Aurora Semerano, MD
Rannikmäe K, Henshall DE, Thrippleton S, Ginj Kong Q, Chong M, Grami N, Kuan I, Wilkinson T, Wilson B, Wilson K. Beyond the Brain: Systematic Review of Extracerebral Phenotypes Associated With Monogenic Cerebral Small Vessel Disease. Stroke. 2020;51:3007–3017.
Significant progress has been recently achieved in the field of cerebral small vessel disease (cSVD), and increasing efforts are ongoing to shed light on the underlying pathogenetic mechanisms. Whereas the vast majority of cases are multifactorial, a number of monogenic disorders with cSVD as dominant phenotype have been recognized, demonstrating that different molecular defects can ultimately result in similar brain involvement. A deeper knowledge of monogenic cSVD, and the identification of some unifying pathways, may also help in the comprehension of sporadic cSVD.
Since genes involved in cSVD are frequently expressed more broadly than in the brain, extracerebral manifestations are not surprising. The recent paper presented here by Rannikmäe et al. illustrates the results of a systematic literature review, aimed at summarizing the spectrum of extracerebral phenotypes of individuals with a pathogenic variant in a monogenic cSVD gene. Genes which have been taken into consideration are COL4A1, COL4A2, TREX1, HTRA1, ADA2, and CTSA. Information about extracerebral manifestations, as well as demographics, clinical characteristics, and stroke details, has been collected from any publication in literature reporting at least one patient carrying a pathogenic variant of the above-mentioned genes.

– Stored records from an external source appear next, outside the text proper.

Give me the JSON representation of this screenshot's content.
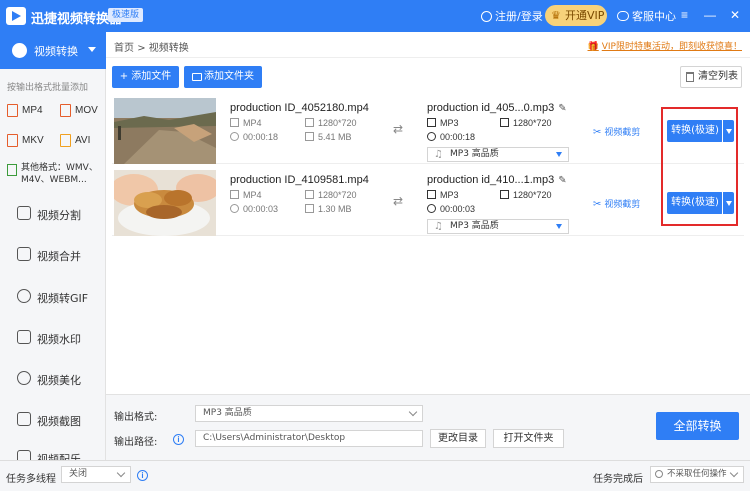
{
  "app": {
    "title": "迅捷视频转换器",
    "badge": "极速版",
    "login": "注册/登录",
    "vip": "开通VIP",
    "service": "客服中心"
  },
  "window": {
    "menu": "≡",
    "minimize": "—",
    "close": "✕"
  },
  "sidebar": {
    "active": "视频转换",
    "hint": "按输出格式批量添加",
    "formats": [
      "MP4",
      "MOV",
      "MKV",
      "AVI"
    ],
    "other": "其他格式：WMV、M4V、WEBM...",
    "items": [
      "视频分割",
      "视频合并",
      "视频转GIF",
      "视频水印",
      "视频美化",
      "视频截图",
      "视频配乐"
    ]
  },
  "breadcrumb": {
    "home": "首页",
    "sep": ">",
    "current": "视频转换"
  },
  "promo": "VIP限时特惠活动，即刻收获惊喜！",
  "toolbar": {
    "add_file": "+ 添加文件",
    "add_folder": "添加文件夹",
    "clear": "清空列表"
  },
  "files": [
    {
      "src_name": "production ID_4052180.mp4",
      "src_fmt": "MP4",
      "src_res": "1280*720",
      "src_dur": "00:00:18",
      "src_size": "5.41 MB",
      "out_name": "production id_405...0.mp3",
      "out_fmt": "MP3",
      "out_res": "1280*720",
      "out_dur": "00:00:18",
      "out_select": "MP3   高品质",
      "cut": "视频截剪",
      "convert": "转换(极速)"
    },
    {
      "src_name": "production ID_4109581.mp4",
      "src_fmt": "MP4",
      "src_res": "1280*720",
      "src_dur": "00:00:03",
      "src_size": "1.30 MB",
      "out_name": "production id_410...1.mp3",
      "out_fmt": "MP3",
      "out_res": "1280*720",
      "out_dur": "00:00:03",
      "out_select": "MP3   高品质",
      "cut": "视频截剪",
      "convert": "转换(极速)"
    }
  ],
  "bottom": {
    "format_label": "输出格式:",
    "format_value": "MP3   高品质",
    "path_label": "输出路径:",
    "path_value": "C:\\Users\\Administrator\\Desktop",
    "change_dir": "更改目录",
    "open_folder": "打开文件夹",
    "convert_all": "全部转换"
  },
  "status": {
    "multithread_label": "任务多线程",
    "multithread_value": "关闭",
    "after_label": "任务完成后",
    "after_value": "不采取任何操作"
  },
  "colors": {
    "primary": "#2f7ef5",
    "highlight": "#e32a2a",
    "vip": "#f7d27a"
  }
}
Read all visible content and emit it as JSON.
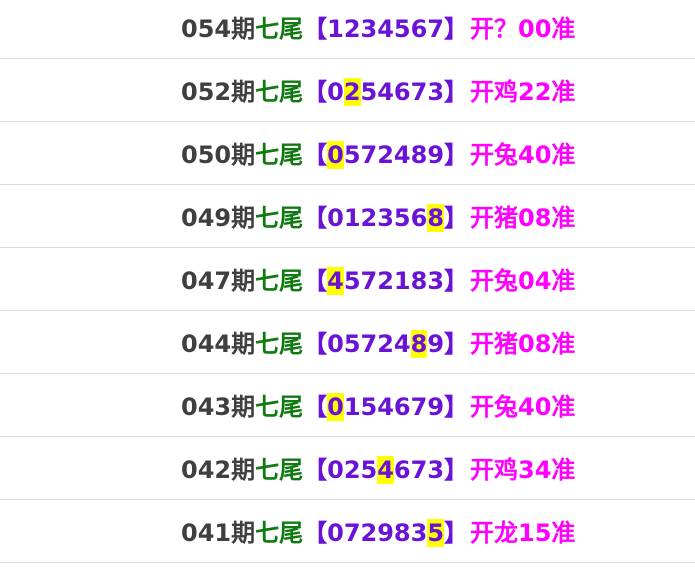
{
  "label": "七尾",
  "open_bracket": "【",
  "close_bracket": "】",
  "rows": [
    {
      "period": "054期",
      "digits": "1234567",
      "highlight": -1,
      "result": "开？00准"
    },
    {
      "period": "052期",
      "digits": "0254673",
      "highlight": 1,
      "result": "开鸡22准"
    },
    {
      "period": "050期",
      "digits": "0572489",
      "highlight": 0,
      "result": "开兔40准"
    },
    {
      "period": "049期",
      "digits": "0123568",
      "highlight": 6,
      "result": "开猪08准"
    },
    {
      "period": "047期",
      "digits": "4572183",
      "highlight": 0,
      "result": "开兔04准"
    },
    {
      "period": "044期",
      "digits": "0572489",
      "highlight": 5,
      "result": "开猪08准"
    },
    {
      "period": "043期",
      "digits": "0154679",
      "highlight": 0,
      "result": "开兔40准"
    },
    {
      "period": "042期",
      "digits": "0254673",
      "highlight": 3,
      "result": "开鸡34准"
    },
    {
      "period": "041期",
      "digits": "0729835",
      "highlight": 6,
      "result": "开龙15准"
    }
  ],
  "colors": {
    "period": "#3f3f3f",
    "label": "#0f7a0f",
    "digits": "#6a12d6",
    "result": "#ff00ff",
    "highlight": "#ffff00"
  }
}
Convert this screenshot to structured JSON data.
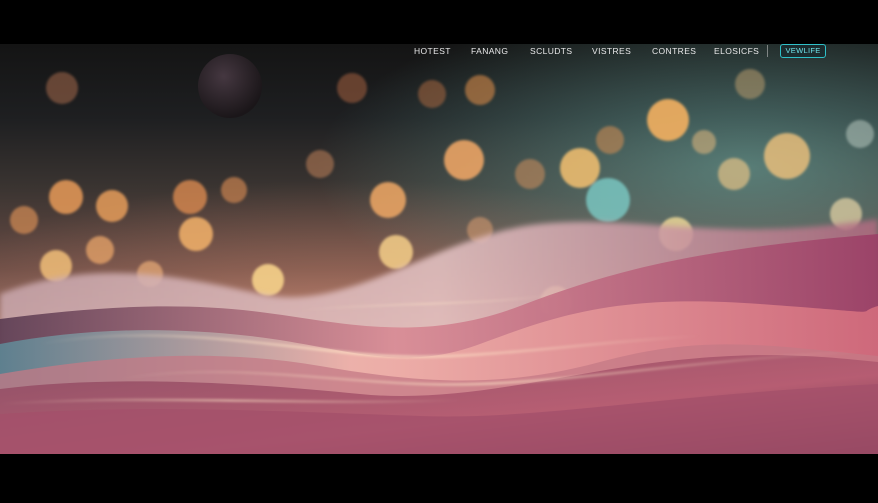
{
  "nav": {
    "links": [
      {
        "label": "HOTEST"
      },
      {
        "label": "FANANG"
      },
      {
        "label": "SCLUDTS"
      },
      {
        "label": "VISTRES"
      },
      {
        "label": "CONTRES"
      },
      {
        "label": "ELOSICFS"
      }
    ],
    "cta_label": "VEWLIFE"
  },
  "colors": {
    "accent": "#2fc0c8",
    "nav_text": "#e9e9ea",
    "letterbox": "#000000"
  }
}
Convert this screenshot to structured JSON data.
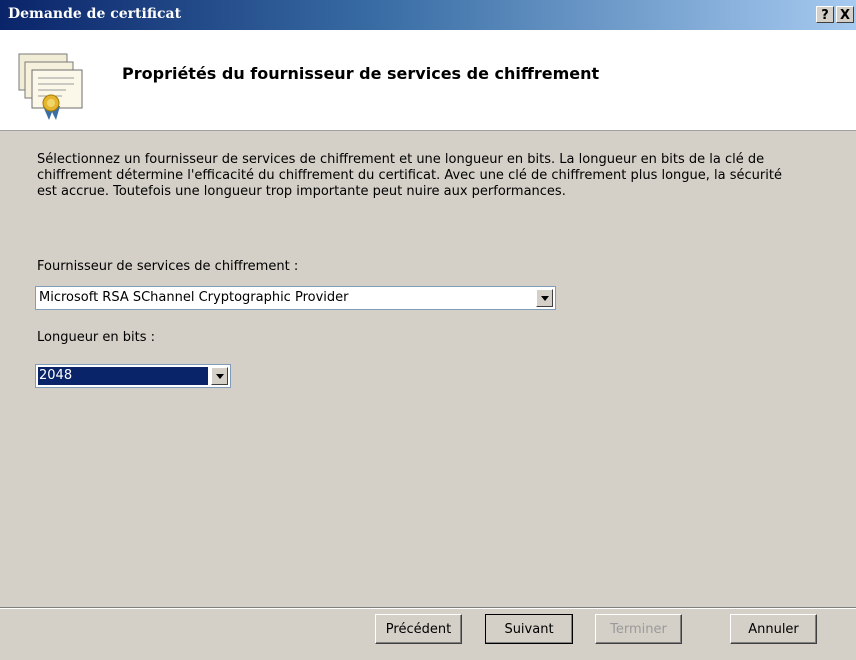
{
  "window": {
    "title": "Demande de certificat",
    "help_label": "?",
    "close_label": "X"
  },
  "header": {
    "title": "Propriétés du fournisseur de services de chiffrement"
  },
  "body": {
    "description": "Sélectionnez un fournisseur de services de chiffrement et une longueur en bits. La longueur en bits de la clé de chiffrement détermine l'efficacité du chiffrement du certificat. Avec une clé de chiffrement plus longue, la sécurité est accrue. Toutefois une longueur trop importante peut nuire aux performances.",
    "provider_label": "Fournisseur de services de chiffrement :",
    "provider_value": "Microsoft RSA SChannel Cryptographic Provider",
    "bits_label": "Longueur en bits :",
    "bits_value": "2048"
  },
  "buttons": {
    "previous": "Précédent",
    "next": "Suivant",
    "finish": "Terminer",
    "cancel": "Annuler",
    "finish_enabled": false
  },
  "icons": {
    "header": "certificate-icon",
    "dropdown": "dropdown-arrow-icon"
  },
  "colors": {
    "title_bar": "#0a246a",
    "dialog_background": "#d4d0c8",
    "selection": "#0a246a",
    "disabled_text": "#9a9a9a"
  }
}
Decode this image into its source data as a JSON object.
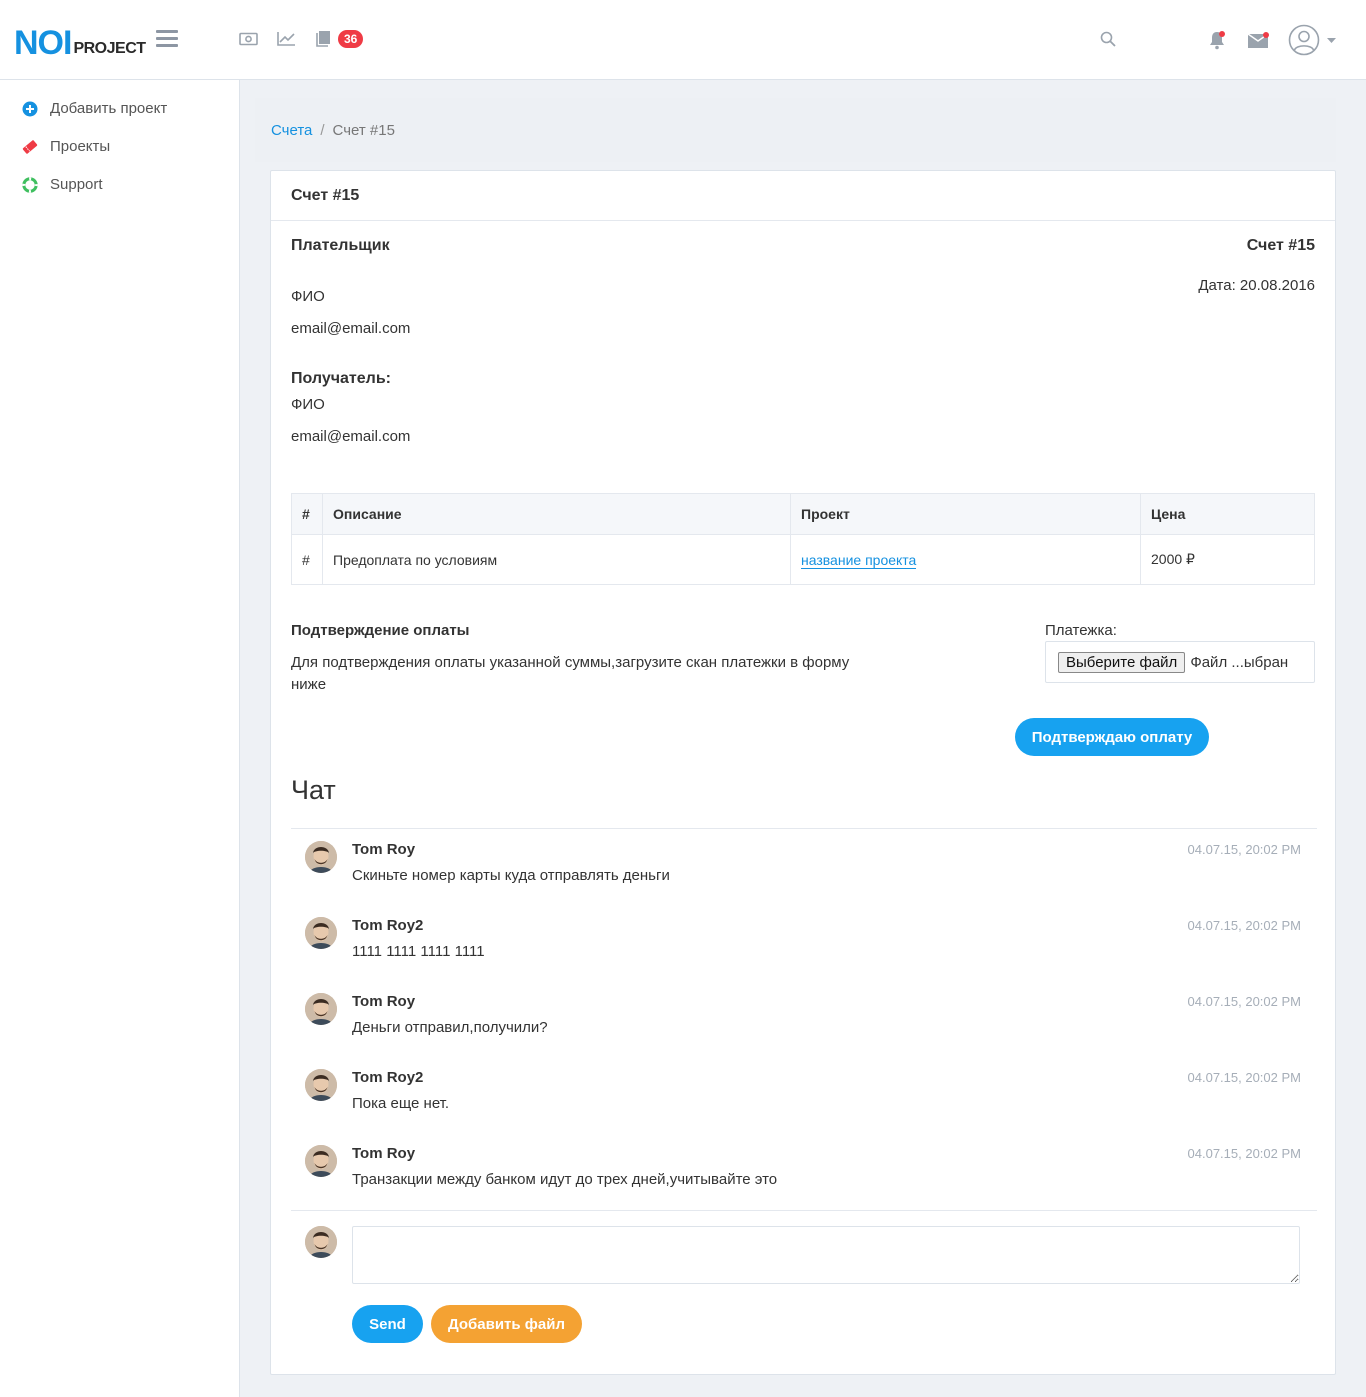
{
  "logo": {
    "main": "NOI",
    "sub": "PROJECT"
  },
  "header": {
    "badge_count": "36"
  },
  "sidebar": {
    "items": [
      {
        "label": "Добавить проект",
        "icon": "plus-circle-icon",
        "color": "#1591e0"
      },
      {
        "label": "Проекты",
        "icon": "ticket-icon",
        "color": "#ef3b45"
      },
      {
        "label": "Support",
        "icon": "lifebuoy-icon",
        "color": "#3fbf5f"
      }
    ]
  },
  "breadcrumb": {
    "parent": "Счета",
    "separator": "/",
    "current": "Счет #15"
  },
  "invoice": {
    "card_title": "Счет #15",
    "payer_heading": "Плательщик",
    "payer_name": "ФИО",
    "payer_email": "email@email.com",
    "recipient_heading": "Получатель:",
    "recipient_name": "ФИО",
    "recipient_email": "email@email.com",
    "number": "Счет #15",
    "date": "Дата: 20.08.2016",
    "table": {
      "headers": [
        "#",
        "Описание",
        "Проект",
        "Цена"
      ],
      "rows": [
        {
          "num": "#",
          "description": "Предоплата по условиям",
          "project": "название проекта",
          "price": "2000 ₽"
        }
      ]
    },
    "confirm_heading": "Подтверждение оплаты",
    "confirm_text": "Для подтверждения оплаты указанной суммы,загрузите скан платежки в форму ниже",
    "file_label": "Платежка:",
    "file_button": "Выберите файл",
    "file_status": "Файл ...ыбран",
    "confirm_button": "Подтверждаю оплату"
  },
  "chat": {
    "title": "Чат",
    "messages": [
      {
        "author": "Tom Roy",
        "time": "04.07.15, 20:02 PM",
        "text": "Скиньте номер карты куда отправлять деньги"
      },
      {
        "author": "Tom Roy2",
        "time": "04.07.15, 20:02 PM",
        "text": "1111 1111 1111 1111"
      },
      {
        "author": "Tom Roy",
        "time": "04.07.15, 20:02 PM",
        "text": "Деньги отправил,получили?"
      },
      {
        "author": "Tom Roy2",
        "time": "04.07.15, 20:02 PM",
        "text": "Пока еще нет."
      },
      {
        "author": "Tom Roy",
        "time": "04.07.15, 20:02 PM",
        "text": "Транзакции между банком идут до трех дней,учитывайте это"
      }
    ],
    "send_button": "Send",
    "add_file_button": "Добавить файл"
  },
  "colors": {
    "accent": "#17a2f0",
    "orange": "#f4a233",
    "badge": "#ef3b45"
  }
}
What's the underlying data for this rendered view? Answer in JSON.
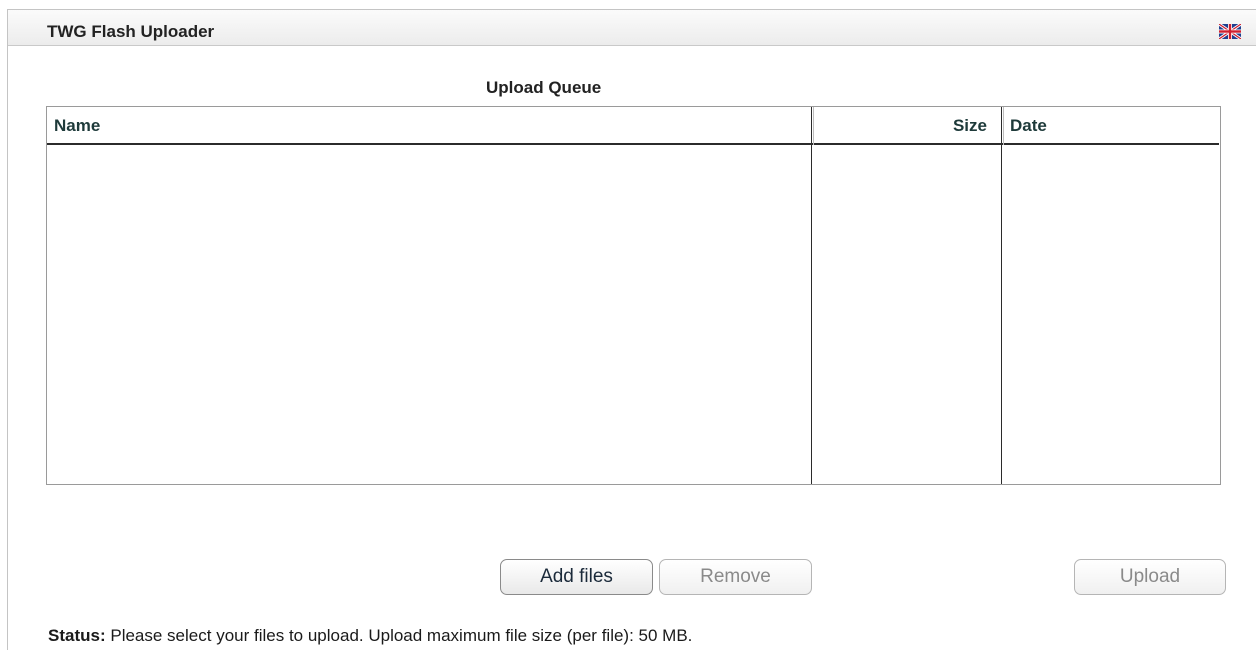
{
  "app": {
    "title": "TWG Flash Uploader",
    "language_flag": "uk-flag-icon"
  },
  "queue": {
    "title": "Upload Queue",
    "columns": {
      "name": "Name",
      "size": "Size",
      "date": "Date"
    },
    "rows": []
  },
  "buttons": {
    "add_files": "Add files",
    "remove": "Remove",
    "upload": "Upload"
  },
  "status": {
    "label": "Status:",
    "message": "Please select your files to upload.  Upload maximum file size (per file): 50 MB."
  },
  "colors": {
    "title_bar": "#ececec",
    "header_text": "#1e3a3a",
    "border": "#9a9a9a",
    "disabled_text": "#8a8a8a"
  }
}
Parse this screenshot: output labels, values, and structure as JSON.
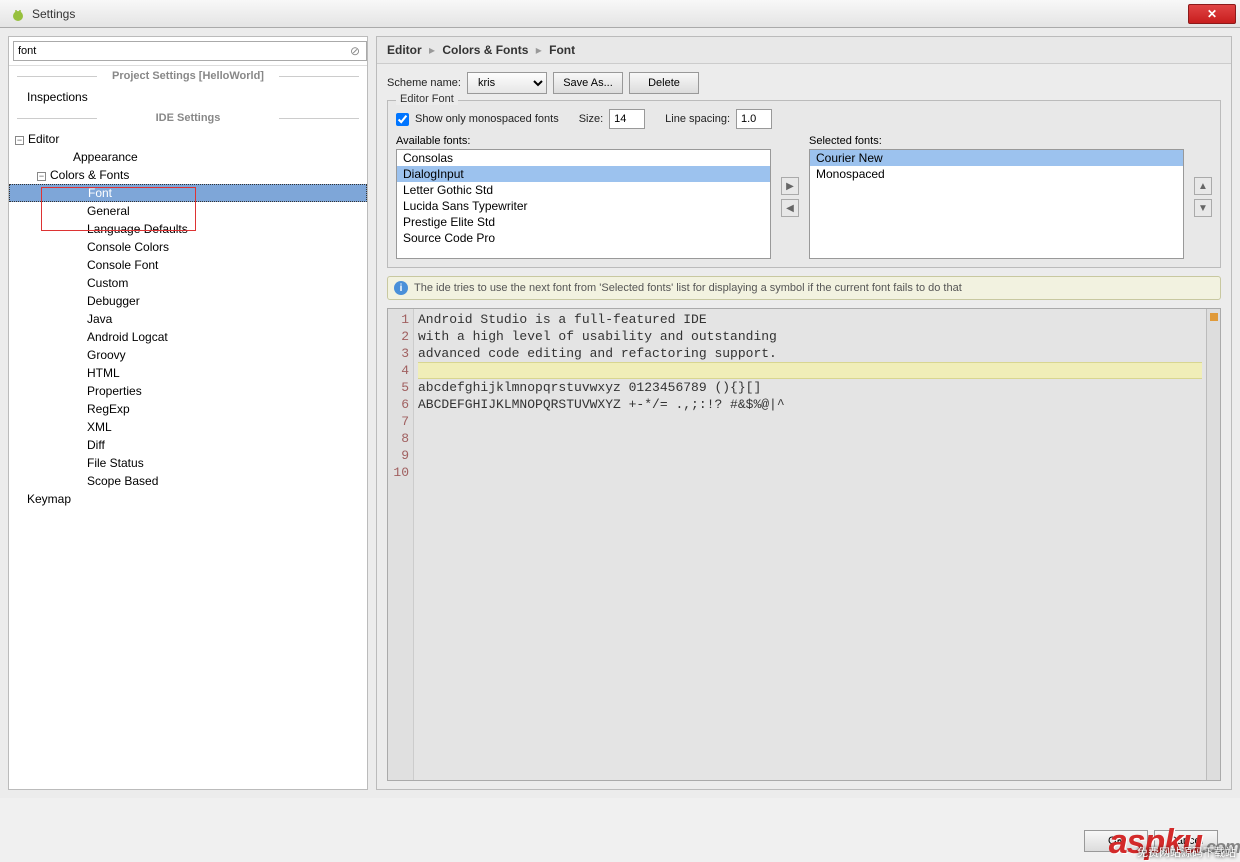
{
  "window": {
    "title": "Settings"
  },
  "search": {
    "value": "font"
  },
  "section_project": "Project Settings [HelloWorld]",
  "section_ide": "IDE Settings",
  "tree": {
    "inspections": "Inspections",
    "editor": "Editor",
    "appearance": "Appearance",
    "colors_fonts": "Colors & Fonts",
    "font": "Font",
    "general": "General",
    "language_defaults": "Language Defaults",
    "console_colors": "Console Colors",
    "console_font": "Console Font",
    "custom": "Custom",
    "debugger": "Debugger",
    "java": "Java",
    "android_logcat": "Android Logcat",
    "groovy": "Groovy",
    "html": "HTML",
    "properties": "Properties",
    "regexp": "RegExp",
    "xml": "XML",
    "diff": "Diff",
    "file_status": "File Status",
    "scope_based": "Scope Based",
    "keymap": "Keymap"
  },
  "breadcrumb": {
    "p1": "Editor",
    "p2": "Colors & Fonts",
    "p3": "Font"
  },
  "scheme": {
    "label": "Scheme name:",
    "value": "kris",
    "save_as": "Save As...",
    "delete": "Delete"
  },
  "editor_font": {
    "group": "Editor Font",
    "show_mono": "Show only monospaced fonts",
    "size_label": "Size:",
    "size_value": "14",
    "spacing_label": "Line spacing:",
    "spacing_value": "1.0",
    "available_label": "Available fonts:",
    "selected_label": "Selected fonts:",
    "available": [
      "Consolas",
      "DialogInput",
      "Letter Gothic Std",
      "Lucida Sans Typewriter",
      "Prestige Elite Std",
      "Source Code Pro"
    ],
    "available_selected": "DialogInput",
    "selected": [
      "Courier New",
      "Monospaced"
    ],
    "selected_selected": "Courier New"
  },
  "info": "The ide tries to use the next font from 'Selected fonts' list for displaying a symbol if the current font fails to do that",
  "preview": {
    "lines": [
      "Android Studio is a full-featured IDE",
      "with a high level of usability and outstanding",
      "advanced code editing and refactoring support.",
      "",
      "abcdefghijklmnopqrstuvwxyz 0123456789 (){}[]",
      "ABCDEFGHIJKLMNOPQRSTUVWXYZ +-*/= .,;:!? #&$%@|^",
      "",
      "",
      "",
      ""
    ]
  },
  "buttons": {
    "ok": "OK",
    "cancel": "Cancel"
  },
  "watermark": {
    "brand": "aspku",
    "suffix": ".com",
    "sub": "免费网站源码下载站"
  }
}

Extracerebral phenotypes were common, ranging from the 14% of individuals with a pathogenic variant in COL4A2 gene to the 100% of patients with CTSA gene involvement, and for 4 of the studied genes an extracerebral phenotype was reported even more frequently than stroke/TIA. Reported extracerebral phenotypes are summarized in this effective infographic, extracted from the paper, which reports the frequency of the manifestations for each gene and highlights the phenotypes which are shared by more than one monogenic cSVD (Figure 4). Interestingly, some of these manifestations, such as Raynaud phenomenon, retinal vasculopathy, and renal involvement, have a presumed vascular origin, suggesting an underlying systemic vasculopathy extending beyond the brain. However, also non-vascular phenotypes (including muscle involvement and hematologic features) were reported. Importantly, the authors also reported on novel potentially associated extracerebral phenotypes. Although the small sample numbers do not allow to establish true disease associations, recording and describing these relationships is important to provide novel insights as we achieve more and more knowledge on monogenic cSVD.
Beyond the pathogenetic insights, this study also has useful clinical implications, since extracerebral phenotypes may represent “flags” for the diagnosis on an individual patient basis (and in family members), assisting in the selection of patients for testing as well as in the selection of genes to be tested. By the way, the high proportion of private variants reported in this review by the authors highlights the importance of Next Generation Sequencing Technologies (NGST) in the clinical setting. These reflexions are even more relevant when considering that treatment options for some of these monogenic cSVD already exist or are in development in these last years.
Whereas the study is rigorous in methodology, the main limitations derive from the poor case characterization of some included reports and the intrinsic biases of case reports and series considered for the systematic literature review. In this regard, this article points out the importance of comprehensiveness and compliance with guidelines when reporting clinical cases in the literature. Moreover, the authors recommend the conduction of large-scale population-based longitudinal studies, for the unbiased collection of information and outcomes.